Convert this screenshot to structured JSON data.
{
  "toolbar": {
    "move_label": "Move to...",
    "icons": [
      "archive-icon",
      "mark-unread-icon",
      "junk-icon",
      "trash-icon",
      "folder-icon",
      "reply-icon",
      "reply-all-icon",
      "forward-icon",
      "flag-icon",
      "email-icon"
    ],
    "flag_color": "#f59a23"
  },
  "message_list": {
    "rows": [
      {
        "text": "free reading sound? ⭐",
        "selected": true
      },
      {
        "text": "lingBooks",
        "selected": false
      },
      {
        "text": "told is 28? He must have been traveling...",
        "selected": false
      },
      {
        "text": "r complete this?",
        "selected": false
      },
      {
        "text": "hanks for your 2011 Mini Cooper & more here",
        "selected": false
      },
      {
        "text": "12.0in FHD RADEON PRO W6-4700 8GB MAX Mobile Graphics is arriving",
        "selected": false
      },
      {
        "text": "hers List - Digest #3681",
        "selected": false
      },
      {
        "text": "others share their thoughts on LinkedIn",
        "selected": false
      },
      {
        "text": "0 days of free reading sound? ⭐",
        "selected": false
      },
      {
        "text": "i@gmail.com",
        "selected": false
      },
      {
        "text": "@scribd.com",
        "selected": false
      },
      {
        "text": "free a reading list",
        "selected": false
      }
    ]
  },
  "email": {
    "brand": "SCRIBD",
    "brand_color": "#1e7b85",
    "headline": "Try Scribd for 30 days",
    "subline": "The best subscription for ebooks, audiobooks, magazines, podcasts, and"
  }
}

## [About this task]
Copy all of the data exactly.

## [Exercise output]
Convert this screenshot to structured JSON data.
{
  "toolbar": {
    "move_label": "Move to...",
    "icons": [
      "archive-icon",
      "mark-unread-icon",
      "junk-icon",
      "trash-icon",
      "folder-icon",
      "reply-icon",
      "reply-all-icon",
      "forward-icon",
      "flag-icon",
      "email-icon"
    ],
    "flag_color": "#f59a23"
  },
  "message_list": {
    "rows": [
      {
        "text": "free reading sound? ⭐",
        "selected": true
      },
      {
        "text": "lingBooks",
        "selected": false
      },
      {
        "text": "told is 28? He must have been traveling...",
        "selected": false
      },
      {
        "text": "r complete this?",
        "selected": false
      },
      {
        "text": "hanks for your 2011 Mini Cooper & more here",
        "selected": false
      },
      {
        "text": "12.0in FHD RADEON PRO W6-4700 8GB MAX Mobile Graphics is arriving",
        "selected": false
      },
      {
        "text": "hers List - Digest #3681",
        "selected": false
      },
      {
        "text": "others share their thoughts on LinkedIn",
        "selected": false
      },
      {
        "text": "0 days of free reading sound? ⭐",
        "selected": false
      },
      {
        "text": "i@gmail.com",
        "selected": false
      },
      {
        "text": "@scribd.com",
        "selected": false
      },
      {
        "text": "free a reading list",
        "selected": false
      }
    ]
  },
  "email": {
    "brand": "SCRIBD",
    "brand_color": "#1e7b85",
    "headline": "Try Scribd for 30 days",
    "subline": "The best subscription for ebooks, audiobooks, magazines, podcasts, and"
  }
}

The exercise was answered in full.